Items from a dataset:
--*--
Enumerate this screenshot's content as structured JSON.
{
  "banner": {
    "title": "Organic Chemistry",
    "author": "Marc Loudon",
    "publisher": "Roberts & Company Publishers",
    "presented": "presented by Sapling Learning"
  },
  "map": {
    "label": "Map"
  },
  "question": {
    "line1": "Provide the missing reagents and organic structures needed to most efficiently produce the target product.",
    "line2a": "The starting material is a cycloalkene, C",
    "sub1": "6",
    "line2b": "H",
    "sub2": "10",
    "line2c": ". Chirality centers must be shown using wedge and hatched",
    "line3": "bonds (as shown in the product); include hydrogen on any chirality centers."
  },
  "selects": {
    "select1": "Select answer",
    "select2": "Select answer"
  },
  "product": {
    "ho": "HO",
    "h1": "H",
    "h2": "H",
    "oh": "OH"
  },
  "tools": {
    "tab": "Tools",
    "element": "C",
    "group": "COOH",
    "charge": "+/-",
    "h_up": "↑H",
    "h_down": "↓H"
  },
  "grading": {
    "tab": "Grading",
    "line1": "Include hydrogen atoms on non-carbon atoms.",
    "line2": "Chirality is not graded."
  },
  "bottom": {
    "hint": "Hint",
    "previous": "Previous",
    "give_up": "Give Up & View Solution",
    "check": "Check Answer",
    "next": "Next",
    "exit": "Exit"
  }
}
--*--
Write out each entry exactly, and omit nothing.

» The answer
Enumerate this screenshot's content as structured JSON.
{
  "banner": {
    "title": "Organic Chemistry",
    "author": "Marc Loudon",
    "publisher": "Roberts & Company Publishers",
    "presented": "presented by Sapling Learning"
  },
  "map": {
    "label": "Map"
  },
  "question": {
    "line1": "Provide the missing reagents and organic structures needed to most efficiently produce the target product.",
    "line2a": "The starting material is a cycloalkene, C",
    "sub1": "6",
    "line2b": "H",
    "sub2": "10",
    "line2c": ". Chirality centers must be shown using wedge and hatched",
    "line3": "bonds (as shown in the product); include hydrogen on any chirality centers."
  },
  "selects": {
    "select1": "Select answer",
    "select2": "Select answer"
  },
  "product": {
    "ho": "HO",
    "h1": "H",
    "h2": "H",
    "oh": "OH"
  },
  "tools": {
    "tab": "Tools",
    "element": "C",
    "group": "COOH",
    "charge": "+/-",
    "h_up": "↑H",
    "h_down": "↓H"
  },
  "grading": {
    "tab": "Grading",
    "line1": "Include hydrogen atoms on non-carbon atoms.",
    "line2": "Chirality is not graded."
  },
  "bottom": {
    "hint": "Hint",
    "previous": "Previous",
    "give_up": "Give Up & View Solution",
    "check": "Check Answer",
    "next": "Next",
    "exit": "Exit"
  }
}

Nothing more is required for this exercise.